While the practice is enhancing the microbial life in their soils and helping get the most out of his somewhat rocky fields, Hammer admits that he doesn’t have all the answers.
During a recent visit to his farm, Hammer told Strip-Till Strategies that he’s still looking for the perfect strip-till unit and doesn’t mind trading equipment and tinkering until he finds the right fit. But he isn’t alone in his quest.
Throughout the course of trying several combinations of strip-till bars and row units from a variety of manufacturers — with a range of success — he’s been able to bounce ideas off an informal online network of growers known as the ‘PoDirtFarmers.’
“It’s kind of like our secret society,” Hammer says of the group, which was organized by an Iowa strip-tiller.
At last count, the group had about 50 members, according to Hammer.
On occasion, farmers will meet in person at an organized event, but Hammer says being able to communicate online and share equipment photos and set-up strategies is a valuable resource.
“It’s nice to see what some other guys are doing in their areas” he says.
This spring, Hammer is modifying a Wil-Rich strip-till bar to accommodate 24 Orthman row units to freshen up the strips he made in the fall.
Will it be the combination Hammer has been seeking? We’ll check back with him later this spring and find out.
In he meantime, if strip-tillers are going to succeed in assembling the perfect strip-till unit, building a strong network that nurtures creativity and innovation is a step in the right direction.

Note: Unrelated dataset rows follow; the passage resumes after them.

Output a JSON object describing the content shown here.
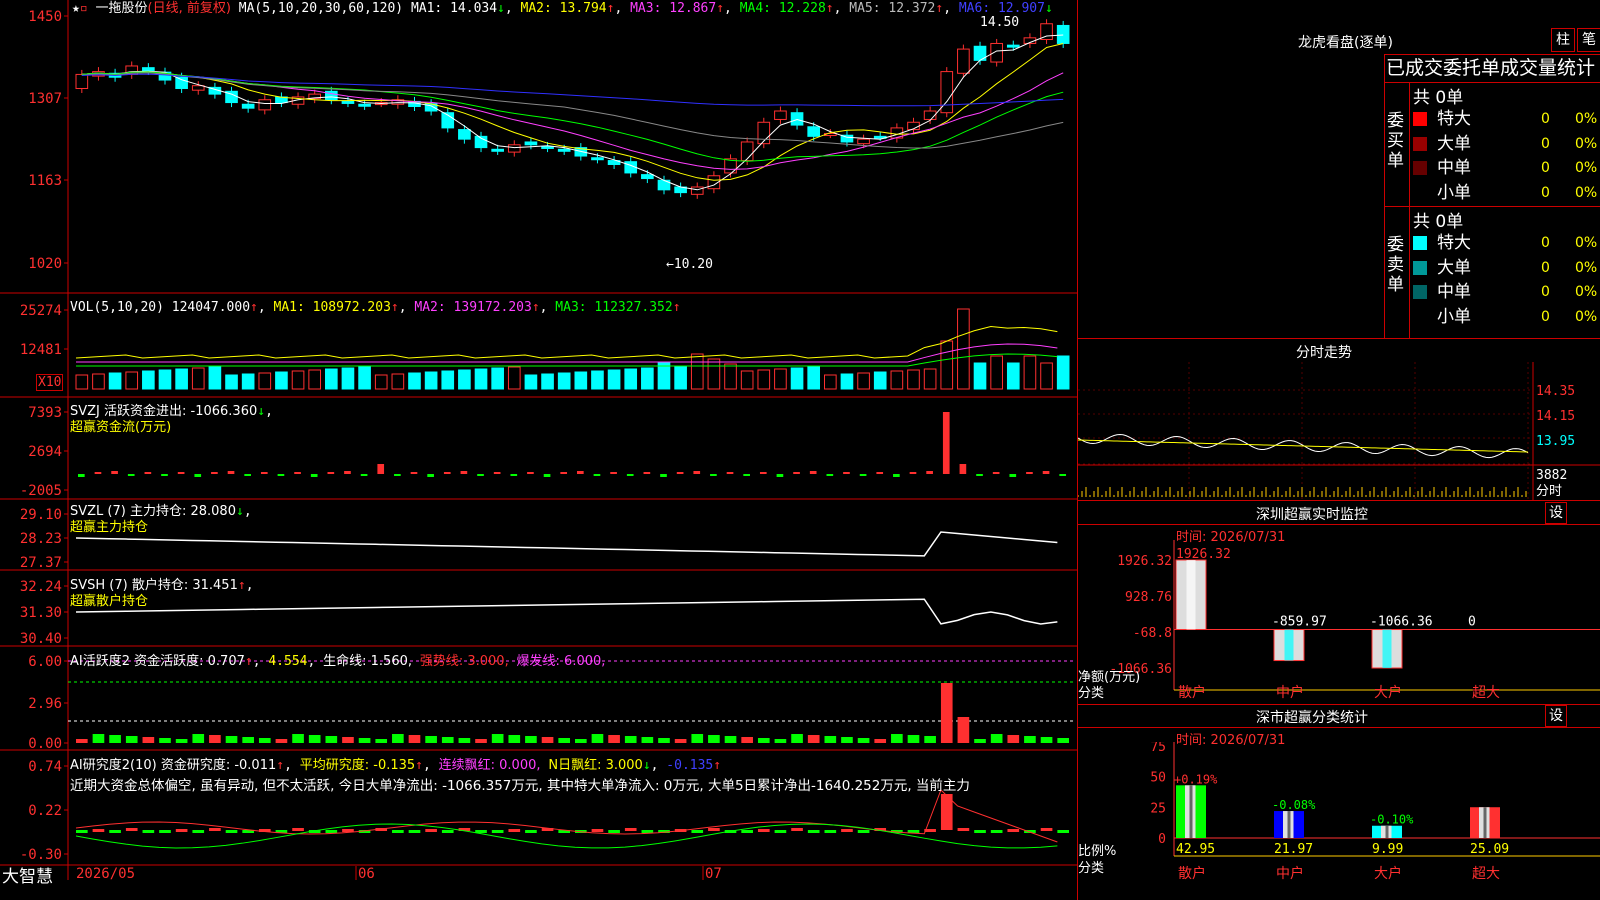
{
  "stock": {
    "name": "一拖股份",
    "mode": "(日线, 前复权)"
  },
  "kline": {
    "ma_title": "MA(5,10,20,30,60,120)",
    "ma1": "MA1: 14.034",
    "ma1_arrow": "↓",
    "ma2": "MA2: 13.794",
    "ma2_arrow": "↑",
    "ma3": "MA3: 12.867",
    "ma3_arrow": "↑",
    "ma4": "MA4: 12.228",
    "ma4_arrow": "↑",
    "ma5": "MA5: 12.372",
    "ma5_arrow": "↑",
    "ma6": "MA6: 12.907",
    "ma6_arrow": "↓",
    "yticks": [
      "1450",
      "1307",
      "1163",
      "1020"
    ],
    "high_label": "14.50",
    "low_label": "10.20",
    "colors": {
      "up": "#ff3030",
      "down": "#00ffff",
      "ma1": "#ffffff",
      "ma2": "#ffff00",
      "ma3": "#ff40ff",
      "ma4": "#00ff00",
      "ma5": "#888888",
      "ma6": "#3030ff"
    }
  },
  "vol": {
    "title": "VOL(5,10,20)",
    "value": "124047.000",
    "arrow": "↑",
    "ma1": "MA1: 108972.203",
    "ma2": "MA2: 139172.203",
    "ma3": "MA3: 112327.352",
    "yticks": [
      "25274",
      "12481"
    ],
    "unit": "X10"
  },
  "svzj": {
    "title": "SVZJ  活跃资金进出: -1066.360",
    "arrow": "↓",
    "sub": "超赢资金流(万元)",
    "yticks": [
      "7393",
      "2694",
      "-2005"
    ]
  },
  "svzl": {
    "title": "SVZL (7) 主力持仓: 28.080",
    "arrow": "↓",
    "sub": "超赢主力持仓",
    "yticks": [
      "29.10",
      "28.23",
      "27.37"
    ]
  },
  "svsh": {
    "title": "SVSH (7) 散户持仓: 31.451",
    "arrow": "↑",
    "sub": "超赢散户持仓",
    "yticks": [
      "32.24",
      "31.30",
      "30.40"
    ]
  },
  "ai1": {
    "title": "AI活跃度2 资金活跃度: 0.707",
    "arrow": "↑",
    "v2": "4.554",
    "life": "生命线: 1.560,",
    "strong": "强势线: 3.000,",
    "burst": "爆发线: 6.000,",
    "yticks": [
      "6.00",
      "2.96",
      "0.00"
    ]
  },
  "ai2": {
    "title": "AI研究度2(10) 资金研究度: -0.011",
    "arrow": "↑",
    "avg": "平均研究度: -0.135",
    "cont": "连续飘红: 0.000,",
    "nday": "N日飘红: 3.000",
    "last": "-0.135",
    "comment": "近期大资金总体偏空, 虽有异动, 但不太活跃, 今日大单净流出: -1066.357万元, 其中特大单净流入: 0万元, 大单5日累计净出-1640.252万元, 当前主力",
    "yticks": [
      "0.74",
      "0.22",
      "-0.30"
    ]
  },
  "xaxis": {
    "labels": [
      "2026/05",
      "06",
      "07"
    ],
    "brand": "大智慧"
  },
  "lhb": {
    "title": "龙虎看盘(逐单)",
    "btn1": "柱",
    "btn2": "笔",
    "header": "已成交委托单成交量统计",
    "buy_side": "委买单",
    "sell_side": "委卖单",
    "buy_total": "共 0单",
    "sell_total": "共 0单",
    "buy_rows": [
      {
        "label": "特大",
        "value": "0",
        "pct": "0%",
        "color": "#ff0000"
      },
      {
        "label": "大单",
        "value": "0",
        "pct": "0%",
        "color": "#990000"
      },
      {
        "label": "中单",
        "value": "0",
        "pct": "0%",
        "color": "#660000"
      },
      {
        "label": "小单",
        "value": "0",
        "pct": "0%",
        "color": ""
      }
    ],
    "sell_rows": [
      {
        "label": "特大",
        "value": "0",
        "pct": "0%",
        "color": "#00ffff"
      },
      {
        "label": "大单",
        "value": "0",
        "pct": "0%",
        "color": "#009999"
      },
      {
        "label": "中单",
        "value": "0",
        "pct": "0%",
        "color": "#006666"
      },
      {
        "label": "小单",
        "value": "0",
        "pct": "0%",
        "color": ""
      }
    ]
  },
  "intraday": {
    "title": "分时走势",
    "yticks": [
      "14.35",
      "14.15",
      "13.95"
    ],
    "vol": "3882",
    "unit": "分时"
  },
  "monitor": {
    "title": "深圳超赢实时监控",
    "btn": "设",
    "time": "时间: 2026/07/31",
    "yticks": [
      "1926.32",
      "928.76",
      "-68.8",
      "-1066.36"
    ],
    "ylabel": "净额(万元)",
    "xlabel": "分类",
    "categories": [
      "散户",
      "中户",
      "大户",
      "超大"
    ],
    "values_text": [
      "1926.32",
      "-859.97",
      "-1066.36",
      "0"
    ],
    "values": [
      1926.32,
      -859.97,
      -1066.36,
      0
    ]
  },
  "classify": {
    "title": "深市超赢分类统计",
    "btn": "设",
    "time": "时间: 2026/07/31",
    "yticks": [
      "75",
      "50",
      "25",
      "0"
    ],
    "ylabel": "比例%",
    "xlabel": "分类",
    "categories": [
      "散户",
      "中户",
      "大户",
      "超大"
    ],
    "pct_top": [
      "+0.19%",
      "-0.08%",
      "-0.10%",
      ""
    ],
    "pct_bottom": [
      "42.95",
      "21.97",
      "9.99",
      "25.09"
    ],
    "values": [
      42.95,
      21.97,
      9.99,
      25.09
    ]
  }
}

What kinds of topics would you like to see tackled at Strip-Till Strategies? Send me an e-mail or call (262) 782-4480, ext. 441.